## Material provided

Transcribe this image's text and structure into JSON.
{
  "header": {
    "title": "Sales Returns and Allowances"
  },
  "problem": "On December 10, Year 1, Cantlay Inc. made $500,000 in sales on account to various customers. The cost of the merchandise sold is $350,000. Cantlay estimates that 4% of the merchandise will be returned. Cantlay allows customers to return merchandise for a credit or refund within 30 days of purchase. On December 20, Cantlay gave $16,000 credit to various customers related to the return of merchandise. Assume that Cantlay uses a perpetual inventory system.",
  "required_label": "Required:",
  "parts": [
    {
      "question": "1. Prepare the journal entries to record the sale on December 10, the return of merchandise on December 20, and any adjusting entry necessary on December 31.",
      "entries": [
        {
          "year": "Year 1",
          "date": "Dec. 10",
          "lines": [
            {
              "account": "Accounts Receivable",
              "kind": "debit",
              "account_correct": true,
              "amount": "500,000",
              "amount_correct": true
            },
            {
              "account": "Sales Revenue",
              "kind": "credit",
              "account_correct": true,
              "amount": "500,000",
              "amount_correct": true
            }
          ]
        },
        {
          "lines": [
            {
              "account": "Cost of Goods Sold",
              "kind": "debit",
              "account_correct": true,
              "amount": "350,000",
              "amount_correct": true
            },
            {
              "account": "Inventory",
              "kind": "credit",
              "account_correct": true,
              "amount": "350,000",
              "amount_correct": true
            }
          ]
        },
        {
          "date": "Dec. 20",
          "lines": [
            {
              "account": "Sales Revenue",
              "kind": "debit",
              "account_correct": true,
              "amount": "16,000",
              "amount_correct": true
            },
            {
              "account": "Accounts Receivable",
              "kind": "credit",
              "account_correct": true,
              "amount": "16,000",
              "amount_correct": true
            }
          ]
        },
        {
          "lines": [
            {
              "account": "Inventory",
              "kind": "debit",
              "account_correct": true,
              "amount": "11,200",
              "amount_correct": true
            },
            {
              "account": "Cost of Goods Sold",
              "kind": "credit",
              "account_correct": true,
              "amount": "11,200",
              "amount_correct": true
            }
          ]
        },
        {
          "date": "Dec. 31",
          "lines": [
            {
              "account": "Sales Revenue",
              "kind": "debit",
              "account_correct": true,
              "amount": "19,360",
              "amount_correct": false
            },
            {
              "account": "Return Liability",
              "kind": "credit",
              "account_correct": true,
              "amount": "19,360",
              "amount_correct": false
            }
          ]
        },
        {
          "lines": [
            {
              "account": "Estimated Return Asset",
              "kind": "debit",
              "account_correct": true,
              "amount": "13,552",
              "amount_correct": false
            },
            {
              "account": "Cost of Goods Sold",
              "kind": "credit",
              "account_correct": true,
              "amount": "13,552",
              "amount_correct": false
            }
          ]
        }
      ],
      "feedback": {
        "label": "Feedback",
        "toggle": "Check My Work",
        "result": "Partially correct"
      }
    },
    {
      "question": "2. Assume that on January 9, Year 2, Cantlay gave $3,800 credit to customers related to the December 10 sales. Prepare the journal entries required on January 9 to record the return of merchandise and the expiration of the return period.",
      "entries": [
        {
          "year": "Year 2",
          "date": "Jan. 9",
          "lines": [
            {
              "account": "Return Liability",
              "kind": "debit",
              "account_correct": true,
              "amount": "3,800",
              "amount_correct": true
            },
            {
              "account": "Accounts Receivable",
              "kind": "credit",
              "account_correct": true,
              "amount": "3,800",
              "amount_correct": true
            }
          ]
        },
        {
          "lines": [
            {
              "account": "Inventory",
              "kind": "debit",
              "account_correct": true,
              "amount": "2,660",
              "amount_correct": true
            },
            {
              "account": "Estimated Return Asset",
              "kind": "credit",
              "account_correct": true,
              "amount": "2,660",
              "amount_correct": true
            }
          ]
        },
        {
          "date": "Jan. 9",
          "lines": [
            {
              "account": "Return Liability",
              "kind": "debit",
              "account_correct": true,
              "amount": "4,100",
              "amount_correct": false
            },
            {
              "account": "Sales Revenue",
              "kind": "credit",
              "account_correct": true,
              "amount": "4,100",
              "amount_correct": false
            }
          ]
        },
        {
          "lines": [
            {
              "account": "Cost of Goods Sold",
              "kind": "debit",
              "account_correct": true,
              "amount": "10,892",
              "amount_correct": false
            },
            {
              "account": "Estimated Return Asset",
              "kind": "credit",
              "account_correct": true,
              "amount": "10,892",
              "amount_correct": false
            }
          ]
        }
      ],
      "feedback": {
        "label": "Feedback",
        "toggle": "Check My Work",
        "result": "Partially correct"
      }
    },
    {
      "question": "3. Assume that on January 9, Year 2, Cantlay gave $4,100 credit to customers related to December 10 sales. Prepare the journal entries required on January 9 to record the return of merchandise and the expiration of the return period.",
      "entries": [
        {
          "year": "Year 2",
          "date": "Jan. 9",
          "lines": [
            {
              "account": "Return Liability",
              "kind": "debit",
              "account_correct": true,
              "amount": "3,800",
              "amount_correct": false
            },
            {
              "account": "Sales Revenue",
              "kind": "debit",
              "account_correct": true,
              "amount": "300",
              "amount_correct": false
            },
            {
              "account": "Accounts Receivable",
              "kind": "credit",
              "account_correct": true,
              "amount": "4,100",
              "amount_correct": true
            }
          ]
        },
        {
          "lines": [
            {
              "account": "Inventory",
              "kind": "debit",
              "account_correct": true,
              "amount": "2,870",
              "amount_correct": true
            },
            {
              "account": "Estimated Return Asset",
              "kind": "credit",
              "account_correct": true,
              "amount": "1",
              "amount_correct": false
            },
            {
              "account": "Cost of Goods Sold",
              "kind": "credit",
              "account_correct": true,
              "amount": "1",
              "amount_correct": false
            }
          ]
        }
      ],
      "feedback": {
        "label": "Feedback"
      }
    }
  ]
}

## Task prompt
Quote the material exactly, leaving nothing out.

## Reply
Transcribe this image's text and structure into JSON.
{
  "header": {
    "title": "Sales Returns and Allowances"
  },
  "problem": "On December 10, Year 1, Cantlay Inc. made $500,000 in sales on account to various customers. The cost of the merchandise sold is $350,000. Cantlay estimates that 4% of the merchandise will be returned. Cantlay allows customers to return merchandise for a credit or refund within 30 days of purchase. On December 20, Cantlay gave $16,000 credit to various customers related to the return of merchandise. Assume that Cantlay uses a perpetual inventory system.",
  "required_label": "Required:",
  "parts": [
    {
      "question": "1. Prepare the journal entries to record the sale on December 10, the return of merchandise on December 20, and any adjusting entry necessary on December 31.",
      "entries": [
        {
          "year": "Year 1",
          "date": "Dec. 10",
          "lines": [
            {
              "account": "Accounts Receivable",
              "kind": "debit",
              "account_correct": true,
              "amount": "500,000",
              "amount_correct": true
            },
            {
              "account": "Sales Revenue",
              "kind": "credit",
              "account_correct": true,
              "amount": "500,000",
              "amount_correct": true
            }
          ]
        },
        {
          "lines": [
            {
              "account": "Cost of Goods Sold",
              "kind": "debit",
              "account_correct": true,
              "amount": "350,000",
              "amount_correct": true
            },
            {
              "account": "Inventory",
              "kind": "credit",
              "account_correct": true,
              "amount": "350,000",
              "amount_correct": true
            }
          ]
        },
        {
          "date": "Dec. 20",
          "lines": [
            {
              "account": "Sales Revenue",
              "kind": "debit",
              "account_correct": true,
              "amount": "16,000",
              "amount_correct": true
            },
            {
              "account": "Accounts Receivable",
              "kind": "credit",
              "account_correct": true,
              "amount": "16,000",
              "amount_correct": true
            }
          ]
        },
        {
          "lines": [
            {
              "account": "Inventory",
              "kind": "debit",
              "account_correct": true,
              "amount": "11,200",
              "amount_correct": true
            },
            {
              "account": "Cost of Goods Sold",
              "kind": "credit",
              "account_correct": true,
              "amount": "11,200",
              "amount_correct": true
            }
          ]
        },
        {
          "date": "Dec. 31",
          "lines": [
            {
              "account": "Sales Revenue",
              "kind": "debit",
              "account_correct": true,
              "amount": "19,360",
              "amount_correct": false
            },
            {
              "account": "Return Liability",
              "kind": "credit",
              "account_correct": true,
              "amount": "19,360",
              "amount_correct": false
            }
          ]
        },
        {
          "lines": [
            {
              "account": "Estimated Return Asset",
              "kind": "debit",
              "account_correct": true,
              "amount": "13,552",
              "amount_correct": false
            },
            {
              "account": "Cost of Goods Sold",
              "kind": "credit",
              "account_correct": true,
              "amount": "13,552",
              "amount_correct": false
            }
          ]
        }
      ],
      "feedback": {
        "label": "Feedback",
        "toggle": "Check My Work",
        "result": "Partially correct"
      }
    },
    {
      "question": "2. Assume that on January 9, Year 2, Cantlay gave $3,800 credit to customers related to the December 10 sales. Prepare the journal entries required on January 9 to record the return of merchandise and the expiration of the return period.",
      "entries": [
        {
          "year": "Year 2",
          "date": "Jan. 9",
          "lines": [
            {
              "account": "Return Liability",
              "kind": "debit",
              "account_correct": true,
              "amount": "3,800",
              "amount_correct": true
            },
            {
              "account": "Accounts Receivable",
              "kind": "credit",
              "account_correct": true,
              "amount": "3,800",
              "amount_correct": true
            }
          ]
        },
        {
          "lines": [
            {
              "account": "Inventory",
              "kind": "debit",
              "account_correct": true,
              "amount": "2,660",
              "amount_correct": true
            },
            {
              "account": "Estimated Return Asset",
              "kind": "credit",
              "account_correct": true,
              "amount": "2,660",
              "amount_correct": true
            }
          ]
        },
        {
          "date": "Jan. 9",
          "lines": [
            {
              "account": "Return Liability",
              "kind": "debit",
              "account_correct": true,
              "amount": "4,100",
              "amount_correct": false
            },
            {
              "account": "Sales Revenue",
              "kind": "credit",
              "account_correct": true,
              "amount": "4,100",
              "amount_correct": false
            }
          ]
        },
        {
          "lines": [
            {
              "account": "Cost of Goods Sold",
              "kind": "debit",
              "account_correct": true,
              "amount": "10,892",
              "amount_correct": false
            },
            {
              "account": "Estimated Return Asset",
              "kind": "credit",
              "account_correct": true,
              "amount": "10,892",
              "amount_correct": false
            }
          ]
        }
      ],
      "feedback": {
        "label": "Feedback",
        "toggle": "Check My Work",
        "result": "Partially correct"
      }
    },
    {
      "question": "3. Assume that on January 9, Year 2, Cantlay gave $4,100 credit to customers related to December 10 sales. Prepare the journal entries required on January 9 to record the return of merchandise and the expiration of the return period.",
      "entries": [
        {
          "year": "Year 2",
          "date": "Jan. 9",
          "lines": [
            {
              "account": "Return Liability",
              "kind": "debit",
              "account_correct": true,
              "amount": "3,800",
              "amount_correct": false
            },
            {
              "account": "Sales Revenue",
              "kind": "debit",
              "account_correct": true,
              "amount": "300",
              "amount_correct": false
            },
            {
              "account": "Accounts Receivable",
              "kind": "credit",
              "account_correct": true,
              "amount": "4,100",
              "amount_correct": true
            }
          ]
        },
        {
          "lines": [
            {
              "account": "Inventory",
              "kind": "debit",
              "account_correct": true,
              "amount": "2,870",
              "amount_correct": true
            },
            {
              "account": "Estimated Return Asset",
              "kind": "credit",
              "account_correct": true,
              "amount": "1",
              "amount_correct": false
            },
            {
              "account": "Cost of Goods Sold",
              "kind": "credit",
              "account_correct": true,
              "amount": "1",
              "amount_correct": false
            }
          ]
        }
      ],
      "feedback": {
        "label": "Feedback"
      }
    }
  ]
}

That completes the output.